Merchant then led a five-year national trial (2003-2007) that duplicated St. Jude’s results.  “Just by bringing radiation therapy in immediately after surgery for those very young children, we doubled their survival. I’m proud that we pioneered the use of radiation therapy in children under the age of three years with brain tumors.”

He points to St. Jude’s track record of doing pilot studies that lead to national and international studies that bring about change.  “We’re going to do the same with proton therapy,” he predicts.

Seeing children in follow up for tumor surveillance once treatment is completed is the most challenging part of his work, he notes.  “We’re concerned about each and every patient.

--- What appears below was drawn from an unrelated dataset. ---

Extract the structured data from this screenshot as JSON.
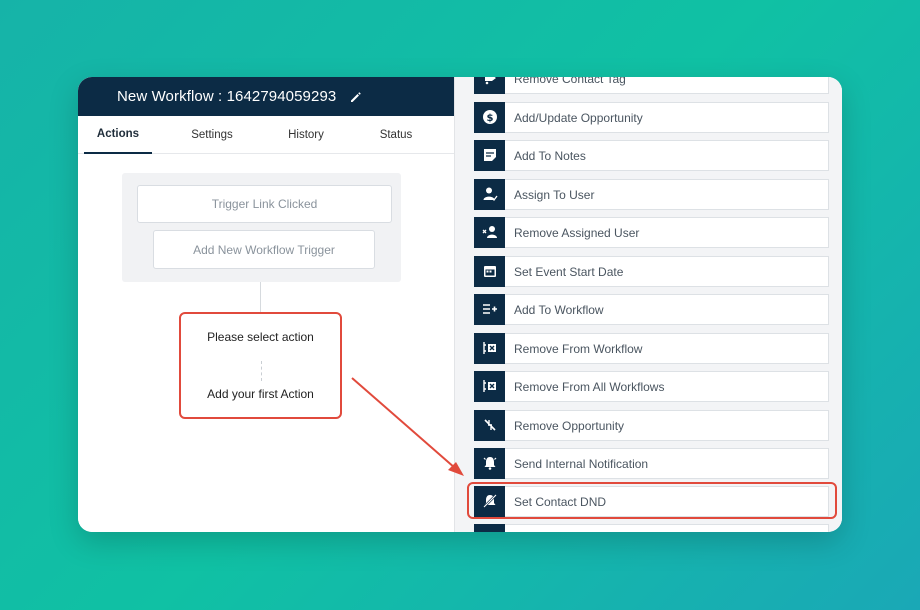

We want clean scans, good exams, and we worry a lot about that.”

Does working with children make the job emotionally more difficult?

“Heartbreaking things happen here all the time; but by and large it’s a joyous place to work.  Our results are good, and that keeps us going.

Post-college, Merchant worked for the French Atomic Energy Commission (CEA), evaluating radiation protection and safety and partnering with investigators at the famed Curie Institute. After medical school (Chicago College of Osteopathic Medicine), he was a Fulbright Scholar to the Netherlands at the University of Utrecht, where he received his PhD, cum laude, in experimental pathology.

“The great thing about the field of pediatric oncology and radiation oncology,” he notes, “is the small community. We know each other; we really enjoy helping others – both nationally and internationally.” 

For Merchant, this particularly includes one person: his wife, Dr. Jenny Tibbs, who also practices radiation oncology in Memphis.

RELATED LINKS: (“What are the advantages of proton therapy?”)

Sections: Archives